START SUPPLIED MATERIAL

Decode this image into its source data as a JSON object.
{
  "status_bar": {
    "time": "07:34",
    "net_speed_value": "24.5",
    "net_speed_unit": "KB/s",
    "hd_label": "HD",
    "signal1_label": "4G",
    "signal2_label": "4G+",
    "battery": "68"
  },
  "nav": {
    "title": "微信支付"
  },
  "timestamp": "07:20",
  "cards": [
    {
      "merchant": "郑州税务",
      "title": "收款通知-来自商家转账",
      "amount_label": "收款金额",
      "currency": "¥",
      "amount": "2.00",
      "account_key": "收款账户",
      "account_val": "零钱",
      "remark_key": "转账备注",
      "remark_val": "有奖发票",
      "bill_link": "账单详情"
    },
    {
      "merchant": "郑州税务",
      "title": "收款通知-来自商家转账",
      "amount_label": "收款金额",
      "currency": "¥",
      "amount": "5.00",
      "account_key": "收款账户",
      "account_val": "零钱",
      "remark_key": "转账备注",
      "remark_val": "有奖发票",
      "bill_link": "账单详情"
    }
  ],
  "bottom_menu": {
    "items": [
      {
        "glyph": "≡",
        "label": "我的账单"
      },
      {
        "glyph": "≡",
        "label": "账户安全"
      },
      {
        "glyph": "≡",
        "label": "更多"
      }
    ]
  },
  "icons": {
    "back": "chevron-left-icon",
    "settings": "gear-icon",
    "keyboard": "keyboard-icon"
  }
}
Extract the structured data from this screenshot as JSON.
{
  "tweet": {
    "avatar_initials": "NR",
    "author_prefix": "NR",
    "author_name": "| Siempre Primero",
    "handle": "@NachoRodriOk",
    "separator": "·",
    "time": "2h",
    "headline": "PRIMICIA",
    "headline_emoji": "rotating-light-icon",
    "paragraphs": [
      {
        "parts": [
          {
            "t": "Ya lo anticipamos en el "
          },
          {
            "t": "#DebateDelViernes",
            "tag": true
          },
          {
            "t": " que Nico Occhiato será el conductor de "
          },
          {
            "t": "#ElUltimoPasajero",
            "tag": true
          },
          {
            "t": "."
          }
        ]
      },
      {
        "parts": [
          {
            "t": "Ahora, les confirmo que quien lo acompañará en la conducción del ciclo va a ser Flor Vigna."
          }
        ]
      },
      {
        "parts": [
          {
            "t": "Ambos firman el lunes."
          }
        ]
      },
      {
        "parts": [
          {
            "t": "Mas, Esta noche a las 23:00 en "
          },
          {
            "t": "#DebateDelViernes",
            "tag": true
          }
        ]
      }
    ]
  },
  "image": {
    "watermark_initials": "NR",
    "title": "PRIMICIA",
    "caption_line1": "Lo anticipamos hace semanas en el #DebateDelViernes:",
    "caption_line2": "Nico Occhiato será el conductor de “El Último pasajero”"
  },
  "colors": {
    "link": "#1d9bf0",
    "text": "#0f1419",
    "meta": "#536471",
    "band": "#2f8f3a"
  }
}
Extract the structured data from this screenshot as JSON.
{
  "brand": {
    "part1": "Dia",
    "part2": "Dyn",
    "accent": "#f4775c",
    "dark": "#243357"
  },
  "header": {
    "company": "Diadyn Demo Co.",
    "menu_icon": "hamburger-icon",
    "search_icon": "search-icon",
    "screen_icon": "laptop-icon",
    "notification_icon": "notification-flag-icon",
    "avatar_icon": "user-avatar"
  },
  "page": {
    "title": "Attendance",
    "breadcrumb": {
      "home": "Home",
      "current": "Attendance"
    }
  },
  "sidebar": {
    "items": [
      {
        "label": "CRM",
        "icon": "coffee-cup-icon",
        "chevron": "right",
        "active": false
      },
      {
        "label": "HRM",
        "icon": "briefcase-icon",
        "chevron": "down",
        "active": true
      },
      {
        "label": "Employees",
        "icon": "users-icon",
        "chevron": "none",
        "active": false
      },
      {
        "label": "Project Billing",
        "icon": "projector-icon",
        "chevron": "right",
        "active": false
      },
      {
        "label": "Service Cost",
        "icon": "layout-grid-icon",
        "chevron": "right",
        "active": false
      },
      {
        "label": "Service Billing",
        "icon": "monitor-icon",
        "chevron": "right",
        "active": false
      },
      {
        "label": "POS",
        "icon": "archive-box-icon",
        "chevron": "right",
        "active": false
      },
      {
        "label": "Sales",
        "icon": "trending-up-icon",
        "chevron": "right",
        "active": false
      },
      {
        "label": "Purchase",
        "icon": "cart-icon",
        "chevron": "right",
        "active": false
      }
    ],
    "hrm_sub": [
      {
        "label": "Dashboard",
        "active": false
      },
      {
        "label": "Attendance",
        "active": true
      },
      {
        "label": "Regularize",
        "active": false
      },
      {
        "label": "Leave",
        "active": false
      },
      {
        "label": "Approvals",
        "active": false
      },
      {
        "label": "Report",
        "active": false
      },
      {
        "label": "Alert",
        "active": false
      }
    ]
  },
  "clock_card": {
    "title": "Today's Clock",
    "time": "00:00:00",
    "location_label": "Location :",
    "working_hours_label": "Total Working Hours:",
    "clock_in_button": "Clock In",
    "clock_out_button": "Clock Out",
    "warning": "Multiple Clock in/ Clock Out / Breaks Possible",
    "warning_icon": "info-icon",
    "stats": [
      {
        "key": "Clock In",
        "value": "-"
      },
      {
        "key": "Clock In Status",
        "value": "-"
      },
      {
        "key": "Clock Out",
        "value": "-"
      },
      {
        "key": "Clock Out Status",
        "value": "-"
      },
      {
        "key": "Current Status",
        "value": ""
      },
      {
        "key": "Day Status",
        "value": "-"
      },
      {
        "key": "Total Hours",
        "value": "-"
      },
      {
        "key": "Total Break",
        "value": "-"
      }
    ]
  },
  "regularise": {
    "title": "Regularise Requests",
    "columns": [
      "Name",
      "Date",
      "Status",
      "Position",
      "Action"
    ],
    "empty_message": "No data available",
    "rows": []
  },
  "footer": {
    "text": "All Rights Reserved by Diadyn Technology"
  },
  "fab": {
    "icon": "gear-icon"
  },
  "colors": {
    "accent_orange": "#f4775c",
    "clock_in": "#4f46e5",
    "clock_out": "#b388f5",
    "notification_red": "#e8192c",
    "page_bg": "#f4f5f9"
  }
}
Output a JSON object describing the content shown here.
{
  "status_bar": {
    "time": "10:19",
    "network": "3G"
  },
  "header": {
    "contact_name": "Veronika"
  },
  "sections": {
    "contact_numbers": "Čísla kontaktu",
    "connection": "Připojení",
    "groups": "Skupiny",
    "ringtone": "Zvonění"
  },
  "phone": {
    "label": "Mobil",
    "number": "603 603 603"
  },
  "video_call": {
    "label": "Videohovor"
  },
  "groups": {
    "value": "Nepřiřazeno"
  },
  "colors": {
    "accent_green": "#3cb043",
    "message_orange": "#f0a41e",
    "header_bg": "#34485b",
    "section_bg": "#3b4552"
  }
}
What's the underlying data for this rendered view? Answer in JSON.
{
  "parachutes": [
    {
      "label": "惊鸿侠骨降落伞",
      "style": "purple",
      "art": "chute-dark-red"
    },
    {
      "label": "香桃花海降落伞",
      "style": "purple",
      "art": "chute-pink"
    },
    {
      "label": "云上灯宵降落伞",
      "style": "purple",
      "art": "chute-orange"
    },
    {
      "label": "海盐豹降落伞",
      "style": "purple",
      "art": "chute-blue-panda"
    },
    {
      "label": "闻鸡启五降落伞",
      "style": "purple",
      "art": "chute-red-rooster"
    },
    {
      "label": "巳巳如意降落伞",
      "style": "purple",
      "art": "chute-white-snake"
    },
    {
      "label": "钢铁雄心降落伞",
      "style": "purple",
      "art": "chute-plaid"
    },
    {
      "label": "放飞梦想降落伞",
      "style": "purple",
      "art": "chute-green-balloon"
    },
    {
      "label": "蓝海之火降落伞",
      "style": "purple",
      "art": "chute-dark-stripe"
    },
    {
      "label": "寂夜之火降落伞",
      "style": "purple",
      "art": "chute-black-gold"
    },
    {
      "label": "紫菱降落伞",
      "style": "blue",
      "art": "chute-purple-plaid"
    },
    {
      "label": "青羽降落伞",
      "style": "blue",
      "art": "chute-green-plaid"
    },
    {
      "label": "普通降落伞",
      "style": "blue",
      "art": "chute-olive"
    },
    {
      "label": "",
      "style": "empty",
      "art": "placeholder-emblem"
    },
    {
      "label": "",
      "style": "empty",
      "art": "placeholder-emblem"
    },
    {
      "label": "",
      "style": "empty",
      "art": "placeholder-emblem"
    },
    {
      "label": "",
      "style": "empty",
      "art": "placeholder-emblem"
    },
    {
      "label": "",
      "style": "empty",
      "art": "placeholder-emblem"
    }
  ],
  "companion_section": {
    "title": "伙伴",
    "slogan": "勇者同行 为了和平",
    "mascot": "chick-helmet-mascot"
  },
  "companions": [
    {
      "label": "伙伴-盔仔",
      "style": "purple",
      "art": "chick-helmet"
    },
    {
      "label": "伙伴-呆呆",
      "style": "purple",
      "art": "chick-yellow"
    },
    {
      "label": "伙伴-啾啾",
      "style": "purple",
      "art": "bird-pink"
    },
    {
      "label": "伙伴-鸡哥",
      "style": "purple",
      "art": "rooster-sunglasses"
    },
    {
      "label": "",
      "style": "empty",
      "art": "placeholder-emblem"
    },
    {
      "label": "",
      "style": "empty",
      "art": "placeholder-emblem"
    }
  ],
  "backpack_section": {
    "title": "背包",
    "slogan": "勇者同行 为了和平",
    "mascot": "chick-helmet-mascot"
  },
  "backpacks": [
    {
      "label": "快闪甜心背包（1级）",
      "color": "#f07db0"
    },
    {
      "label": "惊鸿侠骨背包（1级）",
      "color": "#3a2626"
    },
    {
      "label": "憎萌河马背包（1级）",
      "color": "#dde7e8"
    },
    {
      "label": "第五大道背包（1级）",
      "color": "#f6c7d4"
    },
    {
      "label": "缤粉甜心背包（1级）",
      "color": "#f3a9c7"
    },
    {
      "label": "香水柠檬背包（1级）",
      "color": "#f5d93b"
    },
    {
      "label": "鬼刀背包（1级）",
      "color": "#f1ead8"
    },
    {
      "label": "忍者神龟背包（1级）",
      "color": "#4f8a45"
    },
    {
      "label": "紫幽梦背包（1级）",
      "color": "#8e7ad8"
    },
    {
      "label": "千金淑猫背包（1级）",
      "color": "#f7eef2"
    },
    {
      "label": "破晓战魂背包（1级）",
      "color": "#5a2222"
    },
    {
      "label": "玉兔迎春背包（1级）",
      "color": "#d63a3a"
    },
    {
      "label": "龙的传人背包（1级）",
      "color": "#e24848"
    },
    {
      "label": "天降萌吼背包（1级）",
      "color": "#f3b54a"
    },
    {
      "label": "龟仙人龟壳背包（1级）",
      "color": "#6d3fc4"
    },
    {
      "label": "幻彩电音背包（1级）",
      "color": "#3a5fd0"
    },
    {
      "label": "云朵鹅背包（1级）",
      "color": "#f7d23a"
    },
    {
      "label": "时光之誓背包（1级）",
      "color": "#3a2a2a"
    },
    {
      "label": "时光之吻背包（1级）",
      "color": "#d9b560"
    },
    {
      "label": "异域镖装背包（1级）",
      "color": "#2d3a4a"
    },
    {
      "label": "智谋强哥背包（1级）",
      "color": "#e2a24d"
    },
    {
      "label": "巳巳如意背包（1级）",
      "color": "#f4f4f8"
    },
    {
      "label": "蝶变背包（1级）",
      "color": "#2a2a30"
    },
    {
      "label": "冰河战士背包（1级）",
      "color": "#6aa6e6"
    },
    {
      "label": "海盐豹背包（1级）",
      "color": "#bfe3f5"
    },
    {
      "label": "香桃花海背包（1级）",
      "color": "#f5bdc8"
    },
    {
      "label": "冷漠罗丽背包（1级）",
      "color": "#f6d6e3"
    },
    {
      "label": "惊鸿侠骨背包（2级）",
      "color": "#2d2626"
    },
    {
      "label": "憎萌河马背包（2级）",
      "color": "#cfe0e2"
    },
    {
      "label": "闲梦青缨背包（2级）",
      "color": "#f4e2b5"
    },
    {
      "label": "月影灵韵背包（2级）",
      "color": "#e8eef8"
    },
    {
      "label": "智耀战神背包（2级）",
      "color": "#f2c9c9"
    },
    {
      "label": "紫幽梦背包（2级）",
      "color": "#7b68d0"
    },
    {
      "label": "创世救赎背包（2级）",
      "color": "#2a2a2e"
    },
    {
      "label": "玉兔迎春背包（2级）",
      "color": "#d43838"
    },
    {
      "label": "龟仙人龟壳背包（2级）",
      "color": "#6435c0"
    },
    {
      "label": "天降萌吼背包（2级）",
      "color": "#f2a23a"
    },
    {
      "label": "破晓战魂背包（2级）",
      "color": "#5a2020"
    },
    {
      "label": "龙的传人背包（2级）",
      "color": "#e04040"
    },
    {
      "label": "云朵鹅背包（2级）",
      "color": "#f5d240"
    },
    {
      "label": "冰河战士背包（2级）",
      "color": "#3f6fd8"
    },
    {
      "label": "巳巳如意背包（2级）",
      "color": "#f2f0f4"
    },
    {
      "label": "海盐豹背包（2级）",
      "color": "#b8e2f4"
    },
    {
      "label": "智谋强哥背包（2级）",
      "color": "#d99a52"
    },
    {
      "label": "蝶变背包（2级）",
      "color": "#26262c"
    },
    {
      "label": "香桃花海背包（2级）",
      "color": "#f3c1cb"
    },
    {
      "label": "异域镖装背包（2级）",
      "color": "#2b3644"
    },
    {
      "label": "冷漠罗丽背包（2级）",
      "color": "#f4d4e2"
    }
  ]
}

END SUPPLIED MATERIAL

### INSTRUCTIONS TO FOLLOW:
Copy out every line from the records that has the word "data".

### THE ANSWER:
Decode this image into its source data as a JSON object.
Extract the structured data from this screenshot as JSON.
Extract the structured data from this screenshot as JSON.
    "empty_message": "No data available",
What's the underlying data for this rendered view? Answer in JSON.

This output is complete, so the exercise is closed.